> [Your task] Report every line of the records that includes the word "Social".

(Beginning of Given records)

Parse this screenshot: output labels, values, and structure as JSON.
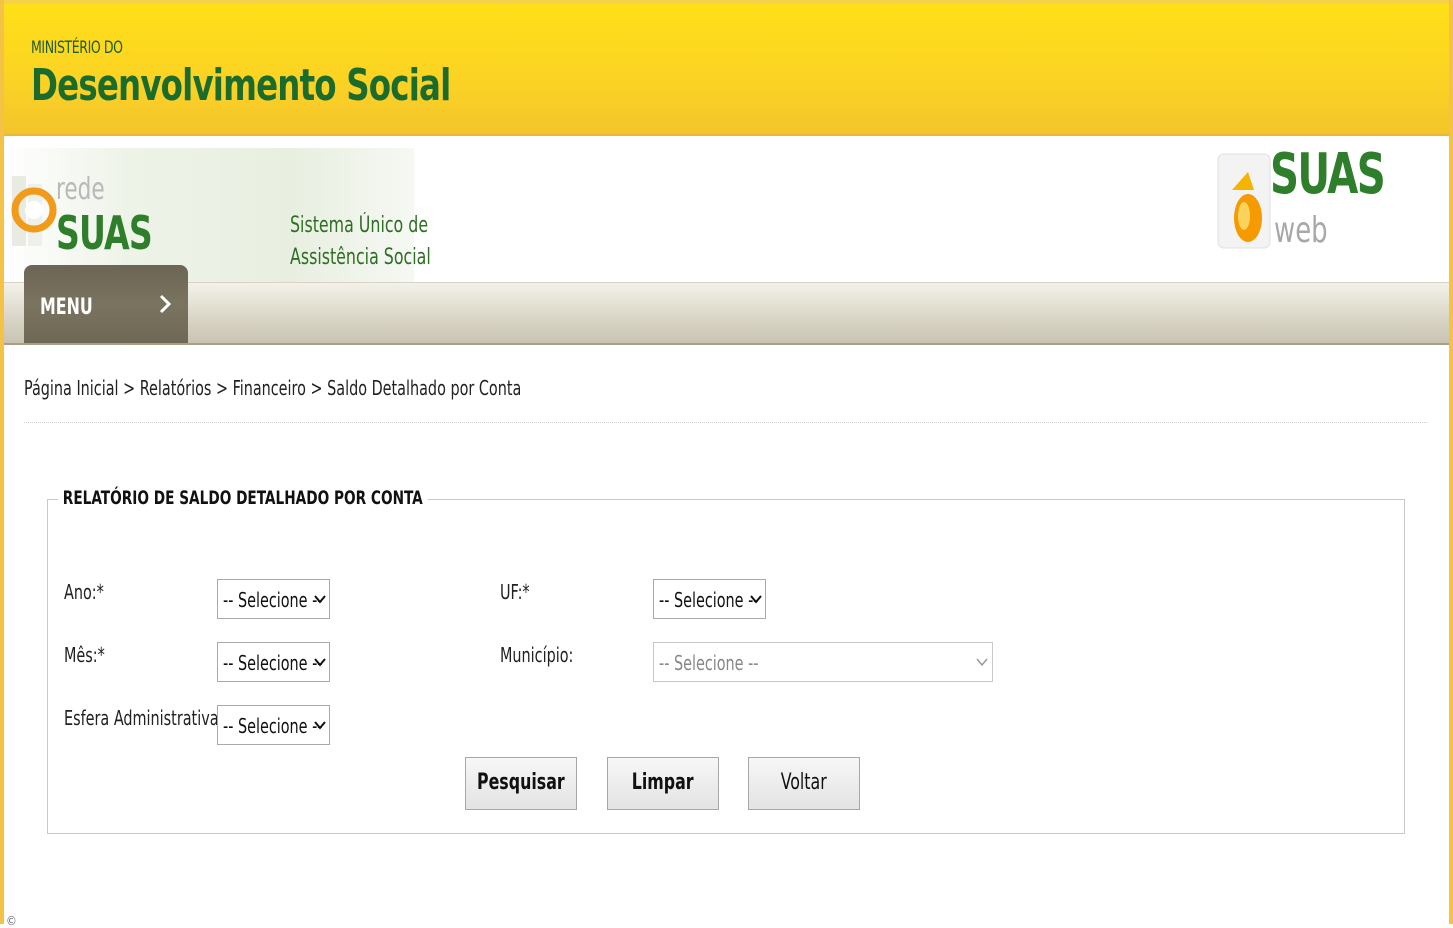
{
  "ministry": {
    "small_label": "MINISTÉRIO DO",
    "name": "Desenvolvimento Social"
  },
  "brand": {
    "rede_label": "rede",
    "suas_label": "SUAS",
    "sistema_line1": "Sistema Único de",
    "sistema_line2": "Assistência Social",
    "suasweb_suas": "SUAS",
    "suasweb_web": "web"
  },
  "menu": {
    "label": "MENU",
    "icon": "chevron-right-icon"
  },
  "breadcrumb": "Página Inicial > Relatórios > Financeiro > Saldo Detalhado por Conta",
  "form": {
    "title": "RELATÓRIO DE SALDO DETALHADO POR CONTA",
    "ano": {
      "label": "Ano:*",
      "value": "-- Selecione --"
    },
    "uf": {
      "label": "UF:*",
      "value": "-- Selecione --"
    },
    "mes": {
      "label": "Mês:*",
      "value": "-- Selecione --"
    },
    "municipio": {
      "label": "Município:",
      "value": "-- Selecione --"
    },
    "esfera": {
      "label": "Esfera Administrativa:*",
      "value": "-- Selecione --"
    }
  },
  "buttons": {
    "pesquisar": "Pesquisar",
    "limpar": "Limpar",
    "voltar": "Voltar"
  },
  "footer": {
    "icon": "copyright-icon"
  },
  "colors": {
    "header_yellow": "#ffe017",
    "brand_green": "#2f7e2b",
    "menu_bg": "#6b6555"
  }
}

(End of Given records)

> [Response]
    "name": "Desenvolvimento Social"
    "sistema_line2": "Assistência Social",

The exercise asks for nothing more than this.